Component data from apps and pages
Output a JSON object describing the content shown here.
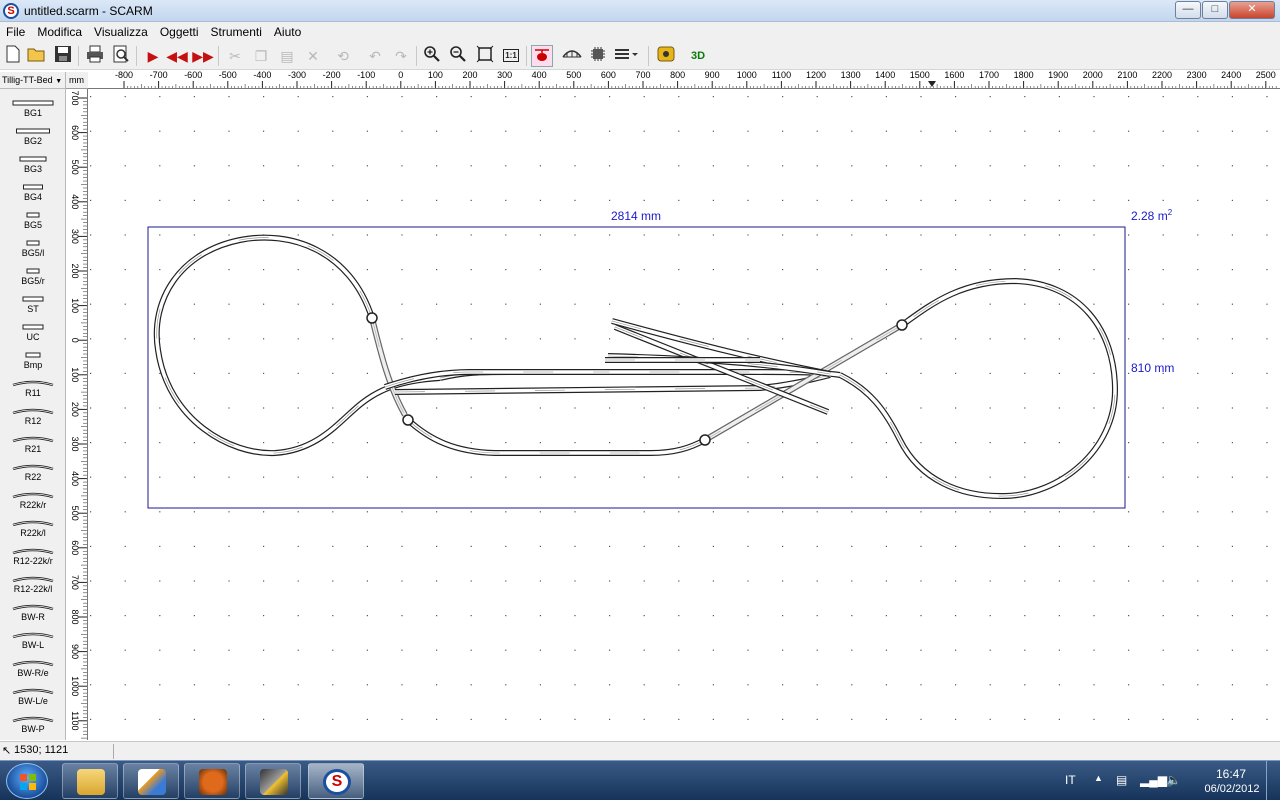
{
  "window": {
    "title": "untitled.scarm - SCARM",
    "app_icon": "S"
  },
  "menu": [
    "File",
    "Modifica",
    "Visualizza",
    "Oggetti",
    "Strumenti",
    "Aiuto"
  ],
  "toolbar": {
    "buttons": [
      "new-icon",
      "open-icon",
      "save-icon",
      "print-icon",
      "print-preview-icon",
      "play-icon",
      "rewind-icon",
      "forward-icon",
      "cut-icon",
      "copy-icon",
      "paste-icon",
      "delete-icon",
      "rotate-icon",
      "undo-icon",
      "redo-icon",
      "zoom-in-icon",
      "zoom-out-icon",
      "zoom-fit-icon",
      "zoom-1to1-icon",
      "helicopter-icon",
      "bridge-icon",
      "chip-icon",
      "layers-icon",
      "measure-icon",
      "3d-view-icon"
    ],
    "label_3d": "3D",
    "label_11": "1:1"
  },
  "library": {
    "selected": "Tillig-TT-Bed",
    "unit": "mm",
    "items": [
      "BG1",
      "BG2",
      "BG3",
      "BG4",
      "BG5",
      "BG5/l",
      "BG5/r",
      "ST",
      "UC",
      "Bmp",
      "R11",
      "R12",
      "R21",
      "R22",
      "R22k/r",
      "R22k/l",
      "R12-22k/r",
      "R12-22k/l",
      "BW-R",
      "BW-L",
      "BW-R/e",
      "BW-L/e",
      "BW-P"
    ]
  },
  "ruler": {
    "h_labels": [
      "-800",
      "-700",
      "-600",
      "-500",
      "-400",
      "-300",
      "-200",
      "-100",
      "0",
      "100",
      "200",
      "300",
      "400",
      "500",
      "600",
      "700",
      "800",
      "900",
      "1000",
      "1100",
      "1200",
      "1300",
      "1400",
      "1500",
      "1600",
      "1700",
      "1800",
      "1900",
      "2000",
      "2100",
      "2200",
      "2300",
      "2400",
      "2500"
    ],
    "v_labels": [
      "700",
      "600",
      "500",
      "400",
      "300",
      "200",
      "100",
      "0",
      "100",
      "200",
      "300",
      "400",
      "500",
      "600",
      "700",
      "800",
      "900",
      "1000",
      "1100"
    ]
  },
  "layout": {
    "width_label": "2814 mm",
    "height_label": "810 mm",
    "area_label": "2.28 m",
    "area_exp": "2",
    "track_color": "#222222",
    "box_color": "#1a1a8c"
  },
  "status": {
    "coords": "1530; 1121"
  },
  "taskbar": {
    "apps": [
      "explorer",
      "app2",
      "app3",
      "app4",
      "scarm"
    ],
    "lang": "IT",
    "time": "16:47",
    "date": "06/02/2012"
  }
}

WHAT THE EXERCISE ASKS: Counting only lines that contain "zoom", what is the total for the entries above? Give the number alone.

ANSWER TO THE EXERCISE: 4